New Zealand's 'one-size-fits-all' quarantine system for arriving travellers needs to be changed, says an epidemiologist.
Otago University Professor of public health Michael Baker said New Zealand should switch to a risk-based system.
People travelling from countries that had eliminated the virus, such as the Pacific, might not need a lengthy quarantine, Baker said.
Travellers from high risk areas, such as the UK or US, might need further measures before their 14-day stay in managed isolation in New Zealand.
"We need an additional step before those travellers get on flights to New Zealand," Baker said.
"It might be a brief period in home quarantine and the need to have a negative test - just some steps to reduce the proportion of these people who are infected."
The New Zealand Initiative think tank is calling on the government to ensure spaces in managed isolation are available for skilled workers.
Until last month, there were usually 1300 vacancies a day, but vouchers for inbound travellers to stay in managed isolation are now sold out until January.
New Zealand Initiative chairperson Roger Partridge said this was wasting opportunities, because businesses were desperate to bring in skilled workers.
Since June, more than half the 1600 requests for border exemptions under the worker category had been declined, he said.
"The managed isolation and quarantine facilities have been operating at significantly below capacity over the last couple of months," Partridge said.
"There's been more than enough capacity for MB to let through all the critical workers that firms have applied to bring into the country."
The government needed to set aside spaces for key workers, he said.

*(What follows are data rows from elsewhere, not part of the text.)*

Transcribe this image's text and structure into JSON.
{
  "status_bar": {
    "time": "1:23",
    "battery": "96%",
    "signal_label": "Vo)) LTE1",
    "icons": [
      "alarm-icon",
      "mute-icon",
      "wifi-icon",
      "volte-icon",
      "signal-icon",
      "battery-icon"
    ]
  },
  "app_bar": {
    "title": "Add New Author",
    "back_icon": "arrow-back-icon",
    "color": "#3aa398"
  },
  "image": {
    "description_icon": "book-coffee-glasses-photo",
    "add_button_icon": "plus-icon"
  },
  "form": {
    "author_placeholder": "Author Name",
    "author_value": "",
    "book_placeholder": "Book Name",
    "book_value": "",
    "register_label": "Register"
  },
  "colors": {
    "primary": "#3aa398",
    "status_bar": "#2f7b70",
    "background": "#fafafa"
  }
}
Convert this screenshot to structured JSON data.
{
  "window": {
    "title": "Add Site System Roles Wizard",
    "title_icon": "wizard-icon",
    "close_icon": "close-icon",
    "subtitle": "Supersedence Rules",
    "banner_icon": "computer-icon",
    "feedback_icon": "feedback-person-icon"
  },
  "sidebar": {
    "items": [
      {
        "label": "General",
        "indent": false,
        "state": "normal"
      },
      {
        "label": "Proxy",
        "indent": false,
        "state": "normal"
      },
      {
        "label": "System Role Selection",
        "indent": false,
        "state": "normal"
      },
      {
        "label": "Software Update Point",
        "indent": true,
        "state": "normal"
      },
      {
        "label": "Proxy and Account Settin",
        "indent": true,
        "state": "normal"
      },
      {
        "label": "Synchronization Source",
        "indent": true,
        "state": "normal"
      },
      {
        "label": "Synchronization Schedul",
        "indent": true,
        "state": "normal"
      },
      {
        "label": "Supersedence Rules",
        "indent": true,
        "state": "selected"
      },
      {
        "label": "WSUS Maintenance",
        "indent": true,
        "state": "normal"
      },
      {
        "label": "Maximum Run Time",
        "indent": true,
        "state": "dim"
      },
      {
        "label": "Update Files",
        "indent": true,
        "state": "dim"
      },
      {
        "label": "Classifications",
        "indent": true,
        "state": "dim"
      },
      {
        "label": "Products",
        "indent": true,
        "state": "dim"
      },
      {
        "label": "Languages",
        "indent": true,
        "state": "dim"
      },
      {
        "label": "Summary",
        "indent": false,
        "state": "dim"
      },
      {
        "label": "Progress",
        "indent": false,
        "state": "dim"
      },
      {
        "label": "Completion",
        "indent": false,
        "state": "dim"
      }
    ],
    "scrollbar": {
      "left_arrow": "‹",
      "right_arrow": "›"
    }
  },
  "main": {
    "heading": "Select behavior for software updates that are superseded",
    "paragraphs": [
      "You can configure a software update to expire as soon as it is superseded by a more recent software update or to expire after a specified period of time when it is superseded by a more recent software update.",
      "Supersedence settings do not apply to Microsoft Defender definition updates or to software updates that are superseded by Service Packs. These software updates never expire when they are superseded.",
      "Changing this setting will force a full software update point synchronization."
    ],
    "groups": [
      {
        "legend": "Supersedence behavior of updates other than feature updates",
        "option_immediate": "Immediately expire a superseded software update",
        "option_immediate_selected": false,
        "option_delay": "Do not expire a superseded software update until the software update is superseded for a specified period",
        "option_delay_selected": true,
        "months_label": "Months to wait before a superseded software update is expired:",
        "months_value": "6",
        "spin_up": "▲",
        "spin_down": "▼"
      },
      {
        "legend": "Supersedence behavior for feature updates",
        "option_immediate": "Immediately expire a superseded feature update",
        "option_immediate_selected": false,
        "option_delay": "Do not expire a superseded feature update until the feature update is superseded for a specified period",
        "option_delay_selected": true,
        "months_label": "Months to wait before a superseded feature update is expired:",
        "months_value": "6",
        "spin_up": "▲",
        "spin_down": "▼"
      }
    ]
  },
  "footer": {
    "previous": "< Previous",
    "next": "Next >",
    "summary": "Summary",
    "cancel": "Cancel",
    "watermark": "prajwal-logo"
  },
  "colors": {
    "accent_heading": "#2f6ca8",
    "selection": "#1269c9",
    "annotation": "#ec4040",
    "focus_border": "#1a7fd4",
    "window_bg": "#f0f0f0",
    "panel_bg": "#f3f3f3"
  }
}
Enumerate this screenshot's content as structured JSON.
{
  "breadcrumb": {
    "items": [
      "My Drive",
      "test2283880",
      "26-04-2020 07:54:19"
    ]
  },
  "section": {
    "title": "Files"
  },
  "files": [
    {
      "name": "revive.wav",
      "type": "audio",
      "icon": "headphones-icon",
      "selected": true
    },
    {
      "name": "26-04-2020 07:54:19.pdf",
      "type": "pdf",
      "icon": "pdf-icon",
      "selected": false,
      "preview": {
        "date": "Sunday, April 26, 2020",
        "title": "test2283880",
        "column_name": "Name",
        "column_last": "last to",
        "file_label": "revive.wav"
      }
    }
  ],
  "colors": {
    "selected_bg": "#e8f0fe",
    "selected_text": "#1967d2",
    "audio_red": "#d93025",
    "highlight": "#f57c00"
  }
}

Instead of officials evaluating the importance of applications, businesses should be able to bid in an auction system, Partridge said.